Next up, Wrangler – despite sporting ex-Cabaret Voltaire member Stephen Mallinder as well as members of Tunng and John Foxx’s band (a treat for leftfield electronic music fans) – was just not the right selection for a Saturday night DJ set. But it can’t be all disco baubles and the paranoid, somewhat off-kilter techno could have been viewed as a palate cleanser before the sprinkle-covered dessert that was Lindstrom. The beanpole Norwegian looks like he has elastic limbs and he bops through the most genial disco house set you could imagine, all positivity and glittery grins. Of course he saves the grandstand finale for the epic crowd-pleaser Closing Shot. We dance, we trip out into the streets with big beaming smiles. Job done.

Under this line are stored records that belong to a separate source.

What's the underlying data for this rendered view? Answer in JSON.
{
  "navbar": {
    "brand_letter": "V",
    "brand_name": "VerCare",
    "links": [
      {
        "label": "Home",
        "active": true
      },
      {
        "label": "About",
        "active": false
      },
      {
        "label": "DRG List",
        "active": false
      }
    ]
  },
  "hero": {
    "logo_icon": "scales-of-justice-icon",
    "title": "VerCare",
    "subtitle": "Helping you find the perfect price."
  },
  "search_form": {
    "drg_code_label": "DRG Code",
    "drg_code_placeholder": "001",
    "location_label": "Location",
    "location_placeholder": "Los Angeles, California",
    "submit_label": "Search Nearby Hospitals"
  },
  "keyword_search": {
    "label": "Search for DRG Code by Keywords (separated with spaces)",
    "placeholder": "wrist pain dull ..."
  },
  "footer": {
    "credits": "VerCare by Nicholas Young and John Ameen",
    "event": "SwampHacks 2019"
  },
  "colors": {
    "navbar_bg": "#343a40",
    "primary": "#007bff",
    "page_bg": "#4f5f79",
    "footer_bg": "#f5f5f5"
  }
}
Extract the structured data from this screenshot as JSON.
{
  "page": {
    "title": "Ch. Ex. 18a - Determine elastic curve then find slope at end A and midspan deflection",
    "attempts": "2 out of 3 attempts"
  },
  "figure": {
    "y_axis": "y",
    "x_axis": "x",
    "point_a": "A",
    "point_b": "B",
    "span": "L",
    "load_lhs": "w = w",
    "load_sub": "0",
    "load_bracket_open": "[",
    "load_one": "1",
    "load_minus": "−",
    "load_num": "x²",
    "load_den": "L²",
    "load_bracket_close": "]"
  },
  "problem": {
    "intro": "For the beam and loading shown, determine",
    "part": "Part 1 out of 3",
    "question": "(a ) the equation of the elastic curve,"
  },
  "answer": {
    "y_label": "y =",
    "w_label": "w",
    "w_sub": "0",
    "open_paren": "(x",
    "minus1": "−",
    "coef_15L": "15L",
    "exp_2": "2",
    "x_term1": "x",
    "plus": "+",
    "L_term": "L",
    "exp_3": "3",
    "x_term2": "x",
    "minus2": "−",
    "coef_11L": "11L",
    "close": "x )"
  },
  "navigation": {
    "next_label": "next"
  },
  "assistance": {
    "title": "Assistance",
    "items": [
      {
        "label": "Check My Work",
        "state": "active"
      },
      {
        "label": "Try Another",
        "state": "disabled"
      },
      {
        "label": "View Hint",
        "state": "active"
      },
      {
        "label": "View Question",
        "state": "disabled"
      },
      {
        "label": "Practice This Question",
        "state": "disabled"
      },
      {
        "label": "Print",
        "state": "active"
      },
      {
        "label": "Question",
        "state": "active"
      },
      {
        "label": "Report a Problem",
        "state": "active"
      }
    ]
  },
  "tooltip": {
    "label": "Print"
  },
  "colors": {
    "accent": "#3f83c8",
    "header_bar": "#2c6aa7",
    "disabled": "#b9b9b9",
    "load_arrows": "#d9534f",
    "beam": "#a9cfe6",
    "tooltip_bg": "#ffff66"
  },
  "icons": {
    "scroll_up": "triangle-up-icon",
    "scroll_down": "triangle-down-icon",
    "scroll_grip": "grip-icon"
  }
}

Sunday Best

Honourable Sunday mention should go to Nils Bech – signed to DFA Records – for his spiky electric power pop, and the almost Sugarcubes’ punky touch of Ghostigital’s 8-bit grime, straight outta Reykjavik y’all. But Sunday night is John Grant night. There’s no getting away from the staunchly built American’s towering presence. Whether it was squeezing in a solo performance on Saturday afternoon at Jubilee Church Hall, or wigging out in a paper crown to the Lindstrom set on Saturday, his warm and benevolent personality was stamped all over North Atlantic Flux.

John Grant has a quiet Saturday night with Lindstrom © Chris Pepper

The show belongs to Grant. His chest puffed out, his lungs open, his eyes closed, there is no singer in the world that can match him for strength of vocal delivery, for angst, for ennui and for the absolute beauty of his performance. If you haven’t heard Grant or seen him live, then you are missing out on a voice in a generation. He captivates an audience, whether it’s songs about sweet shops and escape (I Wanna Go To Marz), his paeans to lost love, relationships (pick one), or being the greatest motherfucker that we’re ever going to meet (GMF), he knows how to do show tunes.

So thank you John Grant, and thank you city of Kingston upon Hull, or just Hull (we’re not fancy), for one of the best weekends possible with some of the brightest northern lights. Our eyes were shining all the way home.

Check out the highlights package video below – the music comes from Susanne Sundfor who played the Jubilee Church Hall on Friday afternoon, Fade Away from her 2015 album Ten Love Songs.

Posted in: Art, Festival, Music